Database management is the system for managing information that aids an organization’s business operations. It involves storing data, distributing it to applications and users and modifying it as needed and monitoring the changes in the data and preventing it from getting damaged by unexpected failures. It is one component of a company’s total informational infrastructure, which supports decision-making and growth of the company as well as compliance with laws such as the GDPR and the California Consumer Privacy Act.

The first database systems were created in the 1960s by Charles Bachman, IBM and others. They evolved into information management systems (IMS) that allowed for the storage and retrieve large amounts of information for a range of applications, from the calculation of inventory to supporting complicated financial accounting and human resources functions.

A database is a set of tables which organize data according to the specific scheme, for example one-to-many relationships.

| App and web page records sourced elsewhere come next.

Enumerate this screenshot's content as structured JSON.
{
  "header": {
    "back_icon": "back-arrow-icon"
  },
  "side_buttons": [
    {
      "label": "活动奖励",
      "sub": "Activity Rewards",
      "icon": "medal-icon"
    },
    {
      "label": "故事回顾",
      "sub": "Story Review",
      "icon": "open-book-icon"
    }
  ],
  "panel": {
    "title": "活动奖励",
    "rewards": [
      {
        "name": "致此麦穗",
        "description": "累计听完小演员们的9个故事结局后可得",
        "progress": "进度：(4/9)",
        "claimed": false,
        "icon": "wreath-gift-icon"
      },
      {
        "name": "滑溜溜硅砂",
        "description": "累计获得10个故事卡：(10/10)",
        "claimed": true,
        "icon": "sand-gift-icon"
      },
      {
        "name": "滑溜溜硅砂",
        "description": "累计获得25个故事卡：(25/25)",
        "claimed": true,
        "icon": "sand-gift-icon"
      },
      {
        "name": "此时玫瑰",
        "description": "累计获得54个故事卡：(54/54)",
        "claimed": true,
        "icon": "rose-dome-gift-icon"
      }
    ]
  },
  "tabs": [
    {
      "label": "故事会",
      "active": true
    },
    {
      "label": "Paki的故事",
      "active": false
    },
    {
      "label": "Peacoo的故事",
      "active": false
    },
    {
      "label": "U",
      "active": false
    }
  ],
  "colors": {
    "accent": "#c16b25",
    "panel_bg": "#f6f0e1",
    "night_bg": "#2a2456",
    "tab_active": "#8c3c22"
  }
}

It utilizes primary key to identify records, and also allows cross-references between tables. Each table contains a set of attributes, or fields, that provide information about data entities. Relational models, invented by E. F “Ted” Codd in the 1970s at IBM, are the most widely used type of database in the present. This design is based on normalizing data to make it easier to use. It also makes it simpler to update data without the necessity of changing several databases.

Most DBMSs are able to support different types of databases by providing different internal and external levels of organization. The internal level focuses on cost, scalability and other operational concerns including the layout of the database’s physical storage. The external level is the representation of the database in user interfaces and applications. It can include a mixture of various external views based on different data models and may also include virtual tables that are calculated using generic data to improve the performance.